Web page and app entries:
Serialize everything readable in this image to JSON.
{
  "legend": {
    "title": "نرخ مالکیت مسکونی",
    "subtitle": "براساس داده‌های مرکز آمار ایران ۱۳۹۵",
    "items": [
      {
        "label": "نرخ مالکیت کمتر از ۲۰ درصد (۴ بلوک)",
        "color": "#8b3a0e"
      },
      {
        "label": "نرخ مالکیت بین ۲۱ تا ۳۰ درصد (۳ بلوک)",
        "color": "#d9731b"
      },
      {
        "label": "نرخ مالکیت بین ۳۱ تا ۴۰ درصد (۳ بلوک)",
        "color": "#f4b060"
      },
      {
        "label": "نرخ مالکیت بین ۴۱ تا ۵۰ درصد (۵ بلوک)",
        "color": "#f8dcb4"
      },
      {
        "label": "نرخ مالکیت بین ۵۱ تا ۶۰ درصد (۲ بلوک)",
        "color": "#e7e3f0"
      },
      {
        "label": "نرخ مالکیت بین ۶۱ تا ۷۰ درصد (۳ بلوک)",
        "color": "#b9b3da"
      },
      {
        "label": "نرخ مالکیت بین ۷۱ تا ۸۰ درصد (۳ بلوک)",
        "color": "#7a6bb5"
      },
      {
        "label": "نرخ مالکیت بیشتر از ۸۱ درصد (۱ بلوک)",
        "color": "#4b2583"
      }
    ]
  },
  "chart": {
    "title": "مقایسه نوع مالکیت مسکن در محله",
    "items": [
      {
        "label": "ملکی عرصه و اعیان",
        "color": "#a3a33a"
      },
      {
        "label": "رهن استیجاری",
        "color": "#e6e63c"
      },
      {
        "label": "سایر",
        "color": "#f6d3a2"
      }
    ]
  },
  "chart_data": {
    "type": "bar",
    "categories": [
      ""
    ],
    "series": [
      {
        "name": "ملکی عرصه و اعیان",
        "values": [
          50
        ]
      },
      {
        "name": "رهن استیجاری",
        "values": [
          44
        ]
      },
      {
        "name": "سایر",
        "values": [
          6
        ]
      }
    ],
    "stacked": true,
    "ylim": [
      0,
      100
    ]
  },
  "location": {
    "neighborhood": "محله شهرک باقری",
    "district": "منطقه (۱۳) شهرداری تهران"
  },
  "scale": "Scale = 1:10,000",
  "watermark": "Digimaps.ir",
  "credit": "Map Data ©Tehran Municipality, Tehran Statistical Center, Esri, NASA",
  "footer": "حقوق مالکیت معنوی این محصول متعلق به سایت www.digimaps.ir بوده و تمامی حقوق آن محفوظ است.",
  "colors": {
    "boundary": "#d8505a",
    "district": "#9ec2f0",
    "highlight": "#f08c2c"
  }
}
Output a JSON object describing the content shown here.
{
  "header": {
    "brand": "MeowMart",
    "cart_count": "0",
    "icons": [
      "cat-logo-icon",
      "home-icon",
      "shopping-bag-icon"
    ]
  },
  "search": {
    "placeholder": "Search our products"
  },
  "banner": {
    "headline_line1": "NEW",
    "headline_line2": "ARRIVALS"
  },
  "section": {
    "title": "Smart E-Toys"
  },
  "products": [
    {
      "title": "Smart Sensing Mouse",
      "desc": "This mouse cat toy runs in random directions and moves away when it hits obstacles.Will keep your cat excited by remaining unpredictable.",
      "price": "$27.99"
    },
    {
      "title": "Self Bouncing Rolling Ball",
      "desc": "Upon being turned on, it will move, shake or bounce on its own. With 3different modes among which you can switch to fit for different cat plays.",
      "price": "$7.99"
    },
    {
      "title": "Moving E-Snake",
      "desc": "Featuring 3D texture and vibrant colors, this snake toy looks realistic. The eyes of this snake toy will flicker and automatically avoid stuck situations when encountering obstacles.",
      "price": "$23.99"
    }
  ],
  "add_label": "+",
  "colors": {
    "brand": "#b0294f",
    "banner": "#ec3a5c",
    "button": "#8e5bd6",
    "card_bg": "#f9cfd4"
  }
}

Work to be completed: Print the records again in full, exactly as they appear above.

Written solution:
Serialize everything readable in this image to JSON.
{
  "legend": {
    "title": "نرخ مالکیت مسکونی",
    "subtitle": "براساس داده‌های مرکز آمار ایران ۱۳۹۵",
    "items": [
      {
        "label": "نرخ مالکیت کمتر از ۲۰ درصد (۴ بلوک)",
        "color": "#8b3a0e"
      },
      {
        "label": "نرخ مالکیت بین ۲۱ تا ۳۰ درصد (۳ بلوک)",
        "color": "#d9731b"
      },
      {
        "label": "نرخ مالکیت بین ۳۱ تا ۴۰ درصد (۳ بلوک)",
        "color": "#f4b060"
      },
      {
        "label": "نرخ مالکیت بین ۴۱ تا ۵۰ درصد (۵ بلوک)",
        "color": "#f8dcb4"
      },
      {
        "label": "نرخ مالکیت بین ۵۱ تا ۶۰ درصد (۲ بلوک)",
        "color": "#e7e3f0"
      },
      {
        "label": "نرخ مالکیت بین ۶۱ تا ۷۰ درصد (۳ بلوک)",
        "color": "#b9b3da"
      },
      {
        "label": "نرخ مالکیت بین ۷۱ تا ۸۰ درصد (۳ بلوک)",
        "color": "#7a6bb5"
      },
      {
        "label": "نرخ مالکیت بیشتر از ۸۱ درصد (۱ بلوک)",
        "color": "#4b2583"
      }
    ]
  },
  "chart": {
    "title": "مقایسه نوع مالکیت مسکن در محله",
    "items": [
      {
        "label": "ملکی عرصه و اعیان",
        "color": "#a3a33a"
      },
      {
        "label": "رهن استیجاری",
        "color": "#e6e63c"
      },
      {
        "label": "سایر",
        "color": "#f6d3a2"
      }
    ]
  },
  "chart_data": {
    "type": "bar",
    "categories": [
      ""
    ],
    "series": [
      {
        "name": "ملکی عرصه و اعیان",
        "values": [
          50
        ]
      },
      {
        "name": "رهن استیجاری",
        "values": [
          44
        ]
      },
      {
        "name": "سایر",
        "values": [
          6
        ]
      }
    ],
    "stacked": true,
    "ylim": [
      0,
      100
    ]
  },
  "location": {
    "neighborhood": "محله شهرک باقری",
    "district": "منطقه (۱۳) شهرداری تهران"
  },
  "scale": "Scale = 1:10,000",
  "watermark": "Digimaps.ir",
  "credit": "Map Data ©Tehran Municipality, Tehran Statistical Center, Esri, NASA",
  "footer": "حقوق مالکیت معنوی این محصول متعلق به سایت www.digimaps.ir بوده و تمامی حقوق آن محفوظ است.",
  "colors": {
    "boundary": "#d8505a",
    "district": "#9ec2f0",
    "highlight": "#f08c2c"
  }
}
Output a JSON object describing the content shown here.
{
  "header": {
    "brand": "MeowMart",
    "cart_count": "0",
    "icons": [
      "cat-logo-icon",
      "home-icon",
      "shopping-bag-icon"
    ]
  },
  "search": {
    "placeholder": "Search our products"
  },
  "banner": {
    "headline_line1": "NEW",
    "headline_line2": "ARRIVALS"
  },
  "section": {
    "title": "Smart E-Toys"
  },
  "products": [
    {
      "title": "Smart Sensing Mouse",
      "desc": "This mouse cat toy runs in random directions and moves away when it hits obstacles.Will keep your cat excited by remaining unpredictable.",
      "price": "$27.99"
    },
    {
      "title": "Self Bouncing Rolling Ball",
      "desc": "Upon being turned on, it will move, shake or bounce on its own. With 3different modes among which you can switch to fit for different cat plays.",
      "price": "$7.99"
    },
    {
      "title": "Moving E-Snake",
      "desc": "Featuring 3D texture and vibrant colors, this snake toy looks realistic. The eyes of this snake toy will flicker and automatically avoid stuck situations when encountering obstacles.",
      "price": "$23.99"
    }
  ],
  "add_label": "+",
  "colors": {
    "brand": "#b0294f",
    "banner": "#ec3a5c",
    "button": "#8e5bd6",
    "card_bg": "#f9cfd4"
  }
}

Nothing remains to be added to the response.